Sheikh Mansour underlined, “all young people should be given the tools to enable them to develop their critical thinking capabilities, be aspirational in their goals and make informed choices about their own and their community’s future.”
EAI workshop attendees.
1001 Inventions engaged more than 200 million people around the world in 2015 through its educational campaigns, exhibitions, events, films and learning materials.
Key 1001 Inventions events and milestones of 2015 are summarized next.
The award-winning film starring Sir Ben Kingsley was viewed by over 18 million people in 2015 with large young audiences reached through a series of television distribution deals around the world.
More than 200 million people engaged in 1001 Inventions social media during 2015 with regular posts that were content focused providing educational facts. 1001 Inventions Facebook gained 2.5 million likes with millions of shares and views on YouTube too.
“1001 Inventions and the World of Ibn Al-Haytham” launch event was part of the high profile opening ceremony of the 2015 International Year of Light and Light-based Technologies (IYL2015) at the UNESCO headquarters in Paris. Nobel laureates, international dignitaries, leading scientists and representatives from governments, industry and academia were part of the 2,000 guests at the UNESCO headquarters in Paris that witnessed the launch of the global campaign.
(From left) Dr. Miro Cerar, Prime Minister of Slovenia, and Zoran Janković, Mayor of the City of Ljubljana, Slovenia, and Ahmed Salim, Producer and Director of 1001 Inventions
UNESCO Director General, Irina Bokova giving her opening speech to the guests.
One scholar in particular, Ibn Al-Haytham is distinguished for having highlighted the importance of celebrating and promoting all histories of all peoples as he has been heralded by many historians as “the father of optics.” In her opening address, the UNESCO Director General, Irina Bokova expanded on this point further, declaring that:
“Today, at this time of great change, when ignorance and violent extremism are rife, it is essential we do everything to teach the common history of humanity, to share the histories of women and men who did so much in the past to impact on the world as we know it today.
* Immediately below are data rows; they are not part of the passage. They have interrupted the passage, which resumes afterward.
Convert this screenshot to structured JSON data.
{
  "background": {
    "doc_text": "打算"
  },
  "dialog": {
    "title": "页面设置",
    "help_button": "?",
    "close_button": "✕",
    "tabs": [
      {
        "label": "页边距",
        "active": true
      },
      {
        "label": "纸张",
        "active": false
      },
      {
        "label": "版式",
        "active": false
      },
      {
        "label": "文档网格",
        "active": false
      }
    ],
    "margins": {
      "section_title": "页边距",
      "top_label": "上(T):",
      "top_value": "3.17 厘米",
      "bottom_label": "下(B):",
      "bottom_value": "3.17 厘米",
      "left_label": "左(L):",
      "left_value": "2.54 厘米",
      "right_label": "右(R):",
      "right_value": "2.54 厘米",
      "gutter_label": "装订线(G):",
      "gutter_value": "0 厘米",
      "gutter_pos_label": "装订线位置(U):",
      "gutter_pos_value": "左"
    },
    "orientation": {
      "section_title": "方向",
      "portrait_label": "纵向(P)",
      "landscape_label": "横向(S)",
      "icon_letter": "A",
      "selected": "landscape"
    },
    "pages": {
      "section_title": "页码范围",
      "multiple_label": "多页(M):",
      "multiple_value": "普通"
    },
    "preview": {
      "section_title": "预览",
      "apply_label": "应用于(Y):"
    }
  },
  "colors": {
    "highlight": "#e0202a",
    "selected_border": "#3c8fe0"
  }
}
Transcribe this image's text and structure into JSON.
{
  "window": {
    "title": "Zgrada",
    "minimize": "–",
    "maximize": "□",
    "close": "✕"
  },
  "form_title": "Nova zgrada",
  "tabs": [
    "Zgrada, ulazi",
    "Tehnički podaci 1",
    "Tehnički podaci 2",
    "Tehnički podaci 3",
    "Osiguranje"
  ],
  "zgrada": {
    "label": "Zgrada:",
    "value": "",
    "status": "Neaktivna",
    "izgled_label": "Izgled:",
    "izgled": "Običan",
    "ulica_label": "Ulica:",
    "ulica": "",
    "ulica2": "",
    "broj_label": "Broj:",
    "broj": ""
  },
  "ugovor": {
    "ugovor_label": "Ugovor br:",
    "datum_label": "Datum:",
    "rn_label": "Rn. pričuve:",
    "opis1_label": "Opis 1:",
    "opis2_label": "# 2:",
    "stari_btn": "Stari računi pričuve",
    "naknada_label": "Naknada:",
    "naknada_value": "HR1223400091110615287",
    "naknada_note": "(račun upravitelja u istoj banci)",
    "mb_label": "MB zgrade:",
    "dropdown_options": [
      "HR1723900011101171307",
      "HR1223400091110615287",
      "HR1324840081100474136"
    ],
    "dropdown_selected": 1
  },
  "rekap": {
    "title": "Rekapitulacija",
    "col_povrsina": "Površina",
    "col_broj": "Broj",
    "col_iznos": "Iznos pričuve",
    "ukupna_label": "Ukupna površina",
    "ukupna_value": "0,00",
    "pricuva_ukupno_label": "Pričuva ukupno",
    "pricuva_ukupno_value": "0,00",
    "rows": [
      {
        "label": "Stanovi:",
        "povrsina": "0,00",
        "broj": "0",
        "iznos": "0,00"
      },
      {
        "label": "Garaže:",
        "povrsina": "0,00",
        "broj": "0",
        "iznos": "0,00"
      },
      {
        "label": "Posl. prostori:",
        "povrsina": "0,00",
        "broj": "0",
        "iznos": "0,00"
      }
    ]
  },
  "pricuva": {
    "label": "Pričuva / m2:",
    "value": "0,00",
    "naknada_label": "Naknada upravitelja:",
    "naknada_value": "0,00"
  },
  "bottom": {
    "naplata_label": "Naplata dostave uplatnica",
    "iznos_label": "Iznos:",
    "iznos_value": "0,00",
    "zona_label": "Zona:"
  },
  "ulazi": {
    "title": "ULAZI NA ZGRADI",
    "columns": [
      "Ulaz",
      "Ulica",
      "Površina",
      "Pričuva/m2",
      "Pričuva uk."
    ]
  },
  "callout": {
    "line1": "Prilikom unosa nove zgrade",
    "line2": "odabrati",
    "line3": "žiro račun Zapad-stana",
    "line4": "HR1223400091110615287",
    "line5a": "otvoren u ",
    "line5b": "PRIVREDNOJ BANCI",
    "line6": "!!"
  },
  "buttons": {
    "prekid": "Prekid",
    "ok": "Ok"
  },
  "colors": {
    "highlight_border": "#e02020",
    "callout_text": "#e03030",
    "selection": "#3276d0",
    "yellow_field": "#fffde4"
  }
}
Ibn Al-Haytham stands out in this pantheon.”
Amongst other academics, the Chair of the Foundation for Science, Technology and Civilisation (FSTC), Professor Mohamed El-Gomati OBE delivered a lecture entitled “Modern Electron Optics and the Search for More Light: The legacy of Ibn Al-Haytham”. Professor El-Gomati began his address by recognising the works of the French historian of science, Professor Roshdi Rashed, stating how “his contributions regarding the life and works of Ibn Al-Haytham far exceeded anybody else alive today who wrote on this subject.”
1001 Inventions team at the China Science Festival 2015 celebrating discoveries in optics made by ancient Chinese and Arab scholars
The Dubai International Film Festival (DIFF) is the leading film festival in the region. Since its inception in 2004, the festival has served as an influential platform for Arab filmmakers and talent at an international level, by spearheading the cinema movement in the region. The 12th edition of DIFF took place from December 9th – 16th 2015.
The soundtrack was part of Sami Yusuf’s new music album composed by himself and released by Andante Studios that features the song ‘Shine’ and ends with a special tribute track to the late actor Omar Sharif. The music video for ‘Shine’ was also released with more than 3 million people engaged in the music video’s online campaign. S
Sami Yusuf said:
|I am delighted to release my first music score for a film that has a fascinating and important inspirational story. Ibn al-Haytham was a man of knowledge who rose up to the challenges of his society and made positive contributions on our lives today. We benefit from his legacy today and I hope this album will help honour over one thousand years of intellectual tradition from Muslim Civilisation that promoted intercultural dialogue and mutual respect.”|